Passing Skills to Another Generation

Hathaway, like others of his generation, passed on his knowledge and skills. He mentored younger men coming into the industry. He worked with Oscar Dishman Jr. (1923 - 2000) when he began as an exerciser. Dishman became a trainer and owner in the 1960s.

Phillip Jones started following his grandfather to the stables when he was sixteen. From him, he learned how to work with horses. Jones passed the exam to receive his trainer’s license in 1979 and now breeds, trains and owns Thoroughbreds. He races them in West Virginia, Pennsylvania, Maryland, Illinois, Ohio and Kentucky.5

Final Tribute and Legacy

Hathaway and his wife Zella lived in East Lexington on Wilgus Street. When he died in 1966, Zella returned his remains to his birthplace. He was buried in Lincoln View Cemetery, Mount Sterling, Kentucky.6

Thirteen years after Hathaway’s death, J. Keene Daingerfield highly praised him. In a conversation with Phillip Jones in 1979, Mr. Daingerfield said that he never had to worry when Marshall was in charge. He always had everything in order. Marshall Hathaway had been his right arm.7


Jones, Phillip L. 2019. Giles. Chronicle of African Americans in the Horse Industry Oral History Project. Louie B. Nunn Center for Oral History. University of Kentucky Libraries

Jones, Phillip L. 2021. Conversation with Giles.

World War II Draft Registration Cards for Kentucky, 10/16/1940 - 03/31/1947. Records of the Selective Service System,1926-1975; Box:284. Record Group 147. National Archives and Records Administration, St. Louis, Missouri.
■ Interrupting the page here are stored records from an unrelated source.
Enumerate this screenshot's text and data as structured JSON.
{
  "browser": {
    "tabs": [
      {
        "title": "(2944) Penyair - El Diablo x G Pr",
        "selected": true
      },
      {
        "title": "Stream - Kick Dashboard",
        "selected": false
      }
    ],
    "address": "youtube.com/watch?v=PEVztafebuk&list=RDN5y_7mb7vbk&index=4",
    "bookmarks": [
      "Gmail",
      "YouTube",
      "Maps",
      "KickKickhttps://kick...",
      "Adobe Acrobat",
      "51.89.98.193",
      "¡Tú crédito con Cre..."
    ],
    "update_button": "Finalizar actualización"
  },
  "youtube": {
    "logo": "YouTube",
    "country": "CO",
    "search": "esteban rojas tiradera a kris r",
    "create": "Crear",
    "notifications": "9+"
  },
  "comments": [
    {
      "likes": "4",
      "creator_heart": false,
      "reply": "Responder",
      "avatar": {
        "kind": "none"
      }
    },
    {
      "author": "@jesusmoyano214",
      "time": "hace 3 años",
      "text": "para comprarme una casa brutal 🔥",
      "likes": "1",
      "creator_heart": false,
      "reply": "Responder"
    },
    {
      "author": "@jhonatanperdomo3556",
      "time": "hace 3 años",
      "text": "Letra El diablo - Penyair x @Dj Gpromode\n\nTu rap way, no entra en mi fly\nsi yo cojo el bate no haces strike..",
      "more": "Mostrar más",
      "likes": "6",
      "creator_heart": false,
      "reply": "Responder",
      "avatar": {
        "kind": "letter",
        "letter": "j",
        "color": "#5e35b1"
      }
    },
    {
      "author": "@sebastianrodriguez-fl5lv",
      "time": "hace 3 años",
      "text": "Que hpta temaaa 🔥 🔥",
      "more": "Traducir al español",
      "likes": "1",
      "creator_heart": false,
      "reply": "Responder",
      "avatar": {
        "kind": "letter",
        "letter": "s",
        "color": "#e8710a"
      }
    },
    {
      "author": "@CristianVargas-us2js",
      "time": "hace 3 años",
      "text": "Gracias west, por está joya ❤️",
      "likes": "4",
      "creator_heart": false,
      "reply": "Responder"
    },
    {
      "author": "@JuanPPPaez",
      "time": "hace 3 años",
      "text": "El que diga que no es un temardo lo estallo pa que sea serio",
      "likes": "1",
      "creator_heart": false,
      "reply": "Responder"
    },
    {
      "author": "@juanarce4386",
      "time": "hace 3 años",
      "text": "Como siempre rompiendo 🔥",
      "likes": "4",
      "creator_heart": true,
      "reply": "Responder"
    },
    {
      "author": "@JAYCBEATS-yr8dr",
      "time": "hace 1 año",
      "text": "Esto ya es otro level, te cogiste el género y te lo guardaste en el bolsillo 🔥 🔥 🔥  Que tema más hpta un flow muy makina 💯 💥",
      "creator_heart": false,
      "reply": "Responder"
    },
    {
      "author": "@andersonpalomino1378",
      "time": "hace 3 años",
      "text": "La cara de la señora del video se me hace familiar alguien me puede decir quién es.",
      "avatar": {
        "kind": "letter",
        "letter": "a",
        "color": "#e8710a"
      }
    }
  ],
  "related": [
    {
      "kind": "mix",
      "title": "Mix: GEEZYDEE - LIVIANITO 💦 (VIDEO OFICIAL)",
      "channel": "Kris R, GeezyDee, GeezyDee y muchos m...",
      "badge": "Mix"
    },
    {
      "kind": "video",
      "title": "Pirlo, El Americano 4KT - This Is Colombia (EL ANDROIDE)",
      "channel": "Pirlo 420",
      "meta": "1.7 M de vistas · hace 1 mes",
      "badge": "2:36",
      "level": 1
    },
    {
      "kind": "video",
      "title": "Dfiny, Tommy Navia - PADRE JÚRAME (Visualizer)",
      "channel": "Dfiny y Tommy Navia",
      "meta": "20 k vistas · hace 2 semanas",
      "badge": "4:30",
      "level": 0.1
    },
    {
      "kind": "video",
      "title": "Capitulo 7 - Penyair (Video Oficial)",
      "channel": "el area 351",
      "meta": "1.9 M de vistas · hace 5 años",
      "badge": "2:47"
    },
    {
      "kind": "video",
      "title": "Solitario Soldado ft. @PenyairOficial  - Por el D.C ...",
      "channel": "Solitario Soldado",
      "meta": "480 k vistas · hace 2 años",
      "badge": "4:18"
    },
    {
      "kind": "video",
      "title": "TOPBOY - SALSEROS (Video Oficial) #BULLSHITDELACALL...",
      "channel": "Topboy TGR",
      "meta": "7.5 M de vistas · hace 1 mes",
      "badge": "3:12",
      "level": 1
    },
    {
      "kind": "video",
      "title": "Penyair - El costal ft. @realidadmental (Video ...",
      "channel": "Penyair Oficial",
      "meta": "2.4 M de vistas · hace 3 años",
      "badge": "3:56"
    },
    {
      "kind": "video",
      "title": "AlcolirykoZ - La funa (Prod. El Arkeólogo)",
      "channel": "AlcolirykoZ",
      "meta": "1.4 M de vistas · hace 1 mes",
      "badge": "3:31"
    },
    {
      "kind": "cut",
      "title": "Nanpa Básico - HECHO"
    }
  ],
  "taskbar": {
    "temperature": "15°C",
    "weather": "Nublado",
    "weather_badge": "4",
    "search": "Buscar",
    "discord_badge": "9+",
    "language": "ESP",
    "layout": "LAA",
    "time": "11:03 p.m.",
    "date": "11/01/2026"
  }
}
Marshall Andrew Hathaway, October 16, 1940

Berryman, Helen. “Notes and Obituaries” Lexington Leader. 1966. Marshall A. Hathaway, Jr. February 27,1966

“Death Certificate: Marshall Andrew Hathaway.” February 26, 1966. Fayette County, Kentucky. #2327

Marshall Andrew Hathaway (1906-1966) Grave Memorial.  accessed March 12, 2021


When citing this article as a source in Chicago Manual of Style use this format: Last name, first name of Author. Chronicle of African Americans in the Horse Industry. n.d. “Title of Profile or Story.” International Museum of the Horse. Accessed date. URL of page cited.

  • 1Berryman, Helen. Lexington Herald-Leader. 1966.“Notes and Obituaries.” Marshall A. Hathaway. February 27, 1966
  • 2Fifteenth Census of the United States. 1930. Washington, D.C.: National Archives and Records Administration, 1930.
  • 3Jones, Phillip L. 2019. Chronicle of African American in the Horse Industry Oral History Project
  • 4Jones, Phillip L. 2019. CAAHI Oral History Project
  • 5Jones, Phillip L. 2019 CAAHI Oral History Project
  • 6Marshall Andrew Hathaway Grave Memorial
  • 7Jones, Phillip L. 2021 Conversation with Giles